The first witness in Elections Quebec’s case against Chelsea real estate developer Sean McAdam took the stand on May 16 — four years since the advertisement ran in the Low Down.
McAdam is accused of violating the Quebec Election Act when he paid for a 2017 Chelsea municipal election-related ad on page 6 of the Oct. 18, 2017 edition of this newspaper.
First up was the Low Down’s very own publisher and owner, Nikki Mantell, who said it all started with a phone call.
“I received a phone call from Mr. McAdam … inquiring about the possibility of putting in a full page ad that would be an open letter,” she said in court.
She said that McAdam paid $626.46 to run the open letter across a full page.
“I knew that it would be controversial,” Mantell said during cross-examination by McAdam’s attorney.
Elections Quebec lawyers argue that the letter was an undeclared election expense by a third party – only official agents can pay for publicity that supports or opposes candidates or political parties – but McAdam’s lawyers contend that the open letter doesn’t violate the Quebec election laws because it doesn’t identify any candidate or party by name.
The paid ad, titled “An open letter to all municipal candidates” stated that “at least one candidate running in almost every ward, as well as the mayoral race,” had “undeclared property-related interest in municipal land-use policy.” The letter gave examples of four unnamed candidates, asking them to declare any property-related conflicts of interest.
The ad stirred intense controversy throughout Chelsea during a tough and hard-fought election campaign that centred around the community trail project. Although names weren’t used in the advertisement – Chelsea, being the small town it is – some residents said they figured they knew who the open letter referred to.

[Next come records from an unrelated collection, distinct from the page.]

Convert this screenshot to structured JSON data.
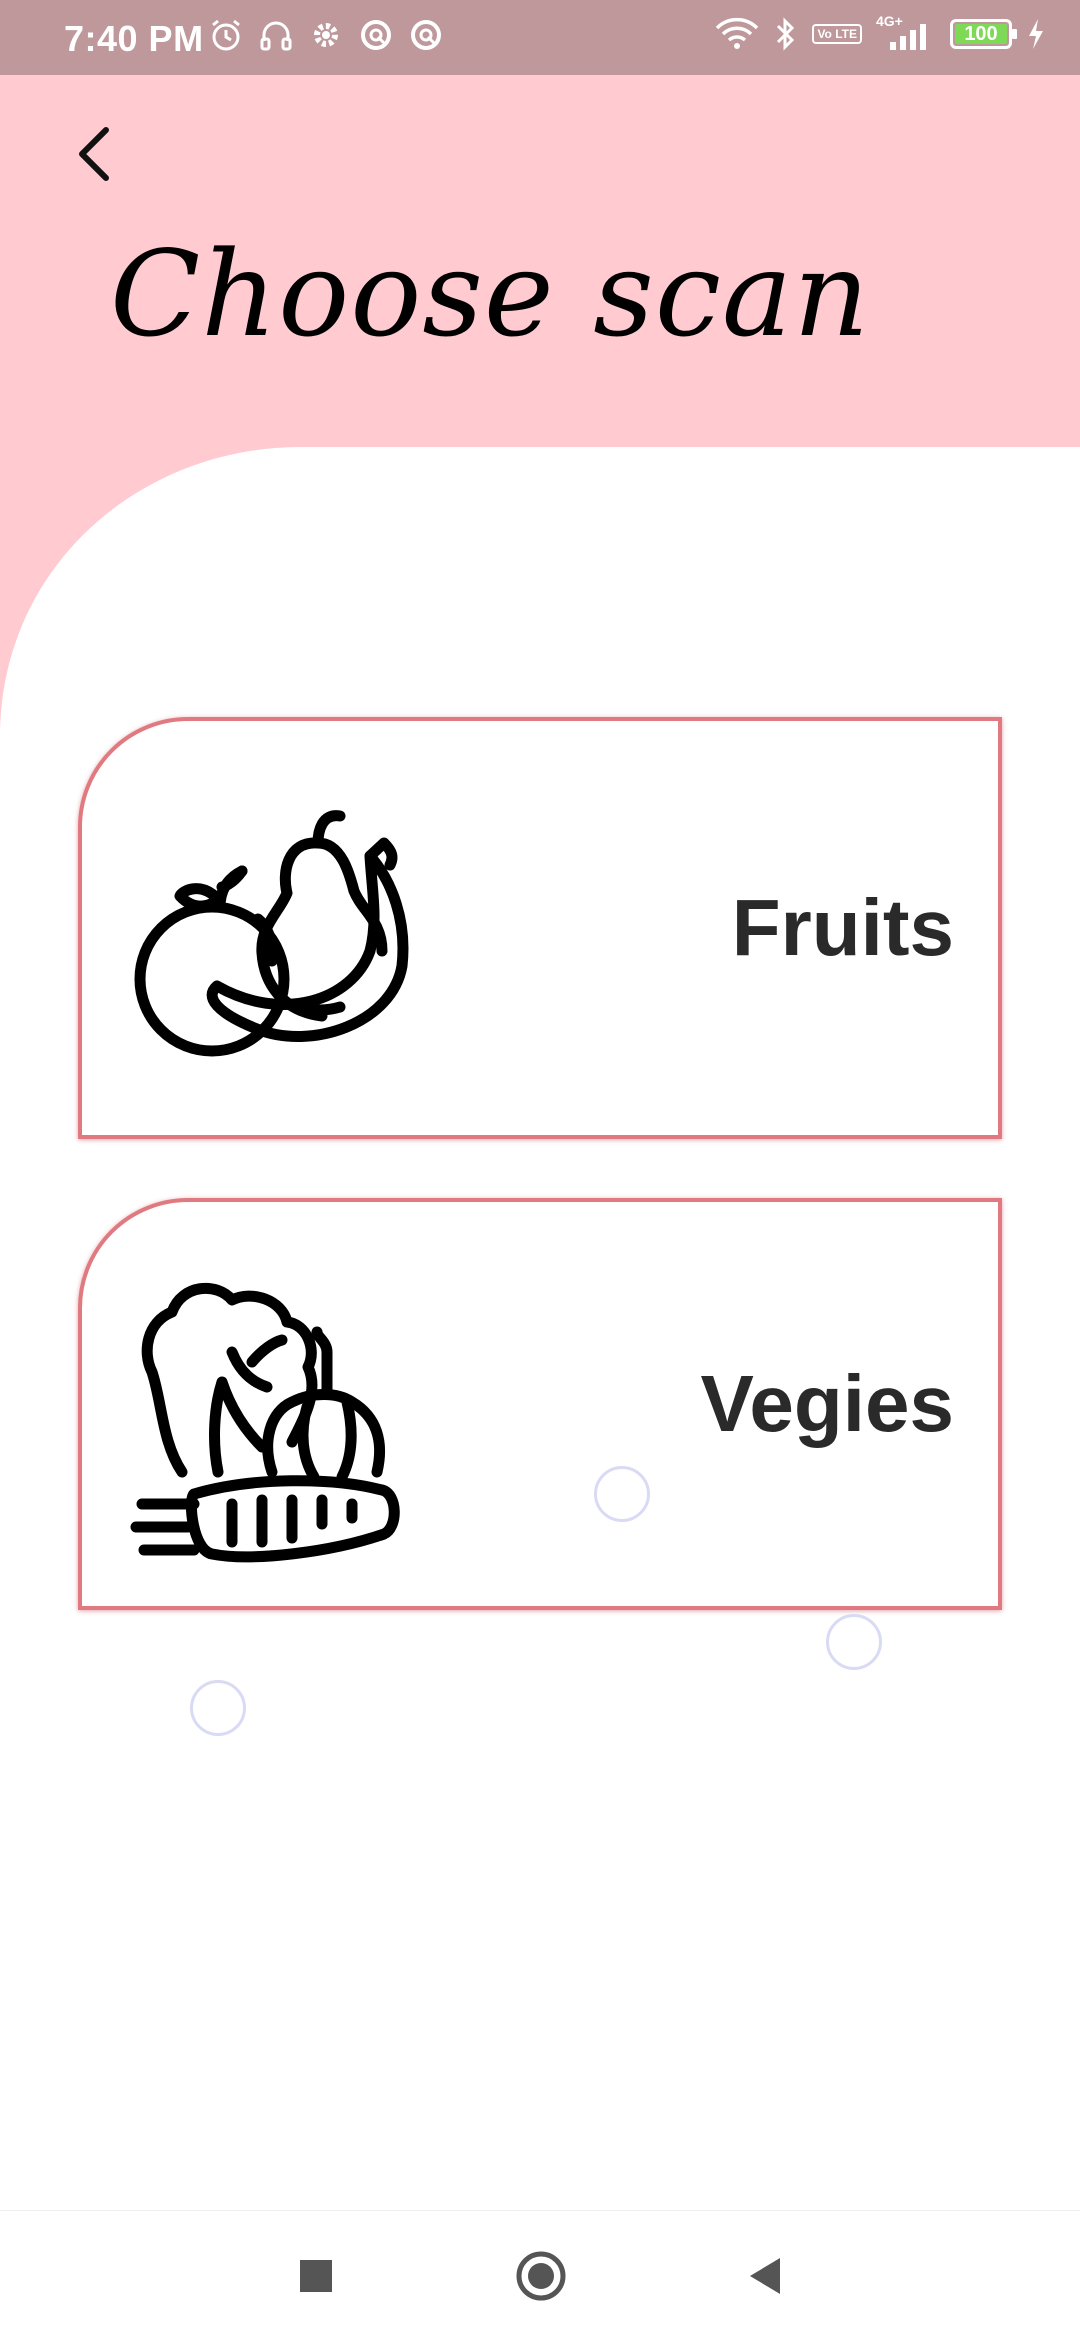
{
  "status_bar": {
    "time": "7:40 PM",
    "left_icons": [
      "alarm-icon",
      "headset-icon",
      "settings-icon",
      "app-notification-icon",
      "app-notification-icon"
    ],
    "network": "4G+",
    "volte": "Vo LTE",
    "battery_level": "100",
    "charging": true
  },
  "header": {
    "back_icon": "chevron-left-icon",
    "title": "Choose scan",
    "background": "#ffcad0"
  },
  "options": [
    {
      "label": "Fruits",
      "icon": "fruits-icon"
    },
    {
      "label": "Vegies",
      "icon": "vegetables-icon"
    }
  ],
  "nav_bar": {
    "buttons": [
      "recents-button",
      "home-button",
      "back-button"
    ]
  },
  "colors": {
    "status_bar": "#bf989b",
    "card_border": "#e07a80",
    "battery": "#7ed957"
  }
}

“Although Mr. McAdam did not identify people by name, he provided enough information for voters to clearly understand that he was referring to me when he was referring to the second candidate,” wrote then-candidate and Chelsea resident Andrea Lockwood in a follow-up letter to the editor in the Oct. 25, 2017 edition of the Low Down. Hers ran alongside numerous other letters responding to McAdam’s ad.
“We had three pages of letters [in the next edition. McAdam’s letter] provoked discussion for sure,” Mantell said in court.

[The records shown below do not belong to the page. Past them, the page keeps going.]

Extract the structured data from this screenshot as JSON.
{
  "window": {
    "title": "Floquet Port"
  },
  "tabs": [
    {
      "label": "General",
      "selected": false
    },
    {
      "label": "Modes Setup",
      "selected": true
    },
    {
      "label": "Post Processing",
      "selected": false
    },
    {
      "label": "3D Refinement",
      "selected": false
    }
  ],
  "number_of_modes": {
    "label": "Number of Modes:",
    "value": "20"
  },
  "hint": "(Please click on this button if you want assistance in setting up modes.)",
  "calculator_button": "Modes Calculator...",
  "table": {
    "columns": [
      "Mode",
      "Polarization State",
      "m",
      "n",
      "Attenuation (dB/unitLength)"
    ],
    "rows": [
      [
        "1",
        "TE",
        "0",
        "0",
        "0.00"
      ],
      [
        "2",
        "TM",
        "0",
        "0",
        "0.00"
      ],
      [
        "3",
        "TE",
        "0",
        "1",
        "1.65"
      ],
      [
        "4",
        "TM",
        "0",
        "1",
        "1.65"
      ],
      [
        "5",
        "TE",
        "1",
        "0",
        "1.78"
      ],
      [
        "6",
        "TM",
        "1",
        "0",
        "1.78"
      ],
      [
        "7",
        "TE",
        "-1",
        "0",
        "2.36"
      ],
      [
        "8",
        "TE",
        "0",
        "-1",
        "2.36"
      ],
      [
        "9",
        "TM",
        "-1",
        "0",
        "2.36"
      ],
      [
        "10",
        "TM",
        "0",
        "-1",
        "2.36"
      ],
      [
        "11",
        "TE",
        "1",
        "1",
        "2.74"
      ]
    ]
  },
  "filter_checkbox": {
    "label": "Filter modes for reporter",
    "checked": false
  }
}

During cross examination, McAdam’s lawyer Michael Rankin asked Mantell if a central point of his client’s ad was to call for transparency in the election.
“That would be fair to say,” she responded.
Chelsea Ward 2 Coun. Dominic Labrie and 2017 mayoral candidate Tim Kehoe also took the stand on May 16.
“This ad jumped out to me,” Labrie said on the stand.
Rankin objected as Elections Quebec lawyer Amélie Gélinas asked Labrie about who he recognized in McAdam’s letter.
“This is an opinion Mr. Labrie is offering,” Rankin said to the judge.
He argued that without names printed in the letter, the prosecutors’ witnesses would be expressing their opinion when stating who they believe McAdam referred to.
“That is not admissible evidence,” Rankin said, adding that he would object each time a witness was asked a similar question.
He told the judge that the judgement must come from only what’s printed within the open letter itself.
‘What’s stopping the defence from calling 50 witnesses who say, ‘I don’t know who [McAdam]’s talking about [in the ad],’” Rankin asked.
“The law doesn’t say there needs to be names,” Gélinas said, adding that the ad was targeted toward a small community.
McAdam, sitting in the Gatineau courtroom wearing a suit in front of Judge Christine Lafrance, was represented by Ottawa lawyers Rankin and Guy Pinsonnault. McAdam and his lawyers sat across from Elections Quebec lawyers Gélinas and Corinne Fournier. A group of four Chelsea residents sat in the courtroom to watch the proceedings.
News broke about Elections Quebec’s investigation into McAdam in April 2018.
The case is expected to last until May 20.